email print share on Facebook share on Twitter share on reddit pin on Pinterest


Review: Movida


- Alessandro Padovani’s debut documentary, victorious at the 14th SalinaDocFest, portrays an Italian province facing depopulation through the eyes of its youngest inhabitants

Review: Movida

It might go by the name of Movida [+see also:
film profile
, but night-life and unbridled entertainment are nowhere near the focus of the debut documentary by 27-year-old director Alessandro Padovani, which won the Tasca D’Oro in its category at the 14th SalinaDocFest. Directed by Giovanna Taviani, the festival of narrative documentaries - which is this year unspooling in two separate sittings (18-20 September in Rome; 24-26 September in Salina, Sicily) - is dedicating its 2020 edition to the theme “Young People/Youth” and it’s precisely from the viewpoint of children and teenagers that Padovani’s docufilm recounts the reality of an Italian province facing depopulation.

(The article continues below - Commercial information)

We’re in Feltre, a province of Belluno, in the Veneto region. Movida is the name of a funfair frequented by local youngsters, one of the few attractions in the area which is otherwise dominated by houses, schools and abandoned factories, beautifully framed by the Dolomites. Poor until the 1960s, and then the focus of rapid growth in the latter decades of last century, the Belluno province is now in the throes of a brand-new crisis. Much like its forest with its many trees cut down - which the director points his camera at on more than one occasion - the local population is dwindling, its inhabitants departing in search of opportunities elsewhere.

But Padovani, who wrote the screenplay alongside Lorenzo Bagnatori, doesn’t linger on nostalgia for times gone by or on the perspective of the area’s older inhabitants. On the contrary, Movida portrays young people from the region in all their vitality. A group of children play war in the forest, wielding wooden weapons; an adolescent helps his shepherd father tend to his sheep, wondering if this will be his future, too; other teens amuse themselves by building motorised three-wheelers which they’ll rev around in carparks and between the town’s run-down warehouses. It’s summertime and a sense of light-heartedness abounds. Until one of them announces their imminent relocation to another region with their family.

Essential and compact (lasting 68 minutes in total), Movida is a docufilm of few words and many ideas, a work both real and poetic which boasts a mysterious fictional character embodied by actress Grazia Capraro, who roams around in abandoned homes and buildings, reawakening the town’s memory. Particularly effective in this sense is the authors’ idea to show us slices of daily life and the past lives of these locations via short home movies and archive footage, which is set in motion whenever the woman touches an object (whether an empty bottle of wine or an old photograph hung on a wall); films which, through a quick-fire montage of faces, landscapes, snow, sunsets, weddings, car races, children playing and people laughing, are a sincere, immediate and rhetoric-free testimony to the fact that once upon a time, those lands were full of happy life.

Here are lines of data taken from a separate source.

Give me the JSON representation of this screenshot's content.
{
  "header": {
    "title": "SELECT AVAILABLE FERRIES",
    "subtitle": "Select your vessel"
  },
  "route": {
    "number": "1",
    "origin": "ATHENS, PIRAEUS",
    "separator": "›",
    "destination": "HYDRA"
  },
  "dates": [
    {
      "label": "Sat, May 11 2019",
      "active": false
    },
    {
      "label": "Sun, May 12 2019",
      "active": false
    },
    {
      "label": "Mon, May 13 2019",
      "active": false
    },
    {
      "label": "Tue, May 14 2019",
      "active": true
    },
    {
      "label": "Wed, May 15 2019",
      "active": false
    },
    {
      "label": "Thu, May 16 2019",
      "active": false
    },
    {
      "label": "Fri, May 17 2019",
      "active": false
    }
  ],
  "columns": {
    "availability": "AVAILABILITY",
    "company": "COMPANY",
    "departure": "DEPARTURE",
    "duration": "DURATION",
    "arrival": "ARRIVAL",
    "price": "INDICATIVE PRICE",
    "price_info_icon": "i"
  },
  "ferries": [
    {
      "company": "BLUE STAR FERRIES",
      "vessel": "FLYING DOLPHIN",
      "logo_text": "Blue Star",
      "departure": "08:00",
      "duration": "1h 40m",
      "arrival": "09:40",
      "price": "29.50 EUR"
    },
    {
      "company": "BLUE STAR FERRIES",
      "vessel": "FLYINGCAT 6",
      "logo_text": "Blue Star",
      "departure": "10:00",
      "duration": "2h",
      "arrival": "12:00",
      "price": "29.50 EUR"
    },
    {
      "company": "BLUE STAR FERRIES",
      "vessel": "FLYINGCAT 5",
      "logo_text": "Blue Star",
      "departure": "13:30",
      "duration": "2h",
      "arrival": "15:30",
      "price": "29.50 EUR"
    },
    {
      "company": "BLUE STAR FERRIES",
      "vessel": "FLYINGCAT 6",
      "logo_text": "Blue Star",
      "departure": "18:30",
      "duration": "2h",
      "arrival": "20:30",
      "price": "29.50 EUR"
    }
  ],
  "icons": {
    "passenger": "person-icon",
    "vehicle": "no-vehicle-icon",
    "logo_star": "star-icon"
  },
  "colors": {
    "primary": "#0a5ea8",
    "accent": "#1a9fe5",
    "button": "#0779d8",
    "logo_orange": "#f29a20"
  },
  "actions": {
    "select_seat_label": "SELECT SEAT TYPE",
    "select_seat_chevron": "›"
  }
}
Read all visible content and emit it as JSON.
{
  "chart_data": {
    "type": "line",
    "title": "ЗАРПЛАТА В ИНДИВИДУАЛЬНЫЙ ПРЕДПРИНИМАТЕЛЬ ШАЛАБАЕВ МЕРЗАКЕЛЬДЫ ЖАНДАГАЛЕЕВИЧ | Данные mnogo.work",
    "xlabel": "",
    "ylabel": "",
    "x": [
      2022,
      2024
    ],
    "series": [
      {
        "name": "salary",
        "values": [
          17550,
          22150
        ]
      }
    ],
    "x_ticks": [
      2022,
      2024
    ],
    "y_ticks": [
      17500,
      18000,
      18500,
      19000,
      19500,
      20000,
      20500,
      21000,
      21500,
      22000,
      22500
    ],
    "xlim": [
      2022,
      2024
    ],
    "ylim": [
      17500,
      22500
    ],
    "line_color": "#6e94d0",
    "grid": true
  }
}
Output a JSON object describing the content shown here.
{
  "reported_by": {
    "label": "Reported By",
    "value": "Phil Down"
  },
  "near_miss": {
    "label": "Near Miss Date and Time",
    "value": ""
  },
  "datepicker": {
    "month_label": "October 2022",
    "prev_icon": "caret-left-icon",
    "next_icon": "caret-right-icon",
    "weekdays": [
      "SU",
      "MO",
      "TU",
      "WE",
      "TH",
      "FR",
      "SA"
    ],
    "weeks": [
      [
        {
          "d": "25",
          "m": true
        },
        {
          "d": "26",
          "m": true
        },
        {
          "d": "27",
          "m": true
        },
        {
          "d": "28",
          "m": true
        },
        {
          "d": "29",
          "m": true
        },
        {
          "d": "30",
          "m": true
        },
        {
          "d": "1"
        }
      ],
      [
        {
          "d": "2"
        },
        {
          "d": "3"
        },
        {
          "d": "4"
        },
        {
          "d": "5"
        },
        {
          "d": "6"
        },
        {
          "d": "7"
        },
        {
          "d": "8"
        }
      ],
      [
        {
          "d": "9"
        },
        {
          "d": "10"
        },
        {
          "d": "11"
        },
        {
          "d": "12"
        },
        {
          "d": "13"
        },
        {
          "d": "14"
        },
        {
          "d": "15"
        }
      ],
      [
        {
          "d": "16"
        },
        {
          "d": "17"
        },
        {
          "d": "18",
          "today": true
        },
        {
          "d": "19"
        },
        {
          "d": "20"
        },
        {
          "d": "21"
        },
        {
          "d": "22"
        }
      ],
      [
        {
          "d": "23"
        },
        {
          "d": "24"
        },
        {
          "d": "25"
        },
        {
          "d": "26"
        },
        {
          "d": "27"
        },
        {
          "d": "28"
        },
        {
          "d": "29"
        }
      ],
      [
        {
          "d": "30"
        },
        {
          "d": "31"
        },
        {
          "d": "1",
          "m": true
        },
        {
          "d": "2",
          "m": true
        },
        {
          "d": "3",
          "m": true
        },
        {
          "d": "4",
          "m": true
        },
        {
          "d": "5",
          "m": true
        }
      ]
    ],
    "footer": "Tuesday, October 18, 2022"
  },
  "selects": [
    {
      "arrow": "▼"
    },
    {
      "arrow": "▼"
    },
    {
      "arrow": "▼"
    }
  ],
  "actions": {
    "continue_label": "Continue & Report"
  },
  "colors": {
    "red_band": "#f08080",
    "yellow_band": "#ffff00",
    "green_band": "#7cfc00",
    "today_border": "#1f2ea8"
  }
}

Movida is produced by MIUR (Italian Ministry of Education) and MIBAC (Italian Ministry of Culture), alongside the Dal Piaz Highschool in Feltre (Belluno), as part of the “Cinema per la Scuola, Visioni Fuori Luogo” scheme (litt: “Cinema for the Schoolplace, Out of Place Perspectives”) promoted by the two ministries, in collaboration with Haapar.

(The article continues below - Commercial information)

(Translated from Italian)

Did you enjoy reading this article? Please subscribe to our newsletter to receive more stories like this directly in your inbox.

Privacy Policy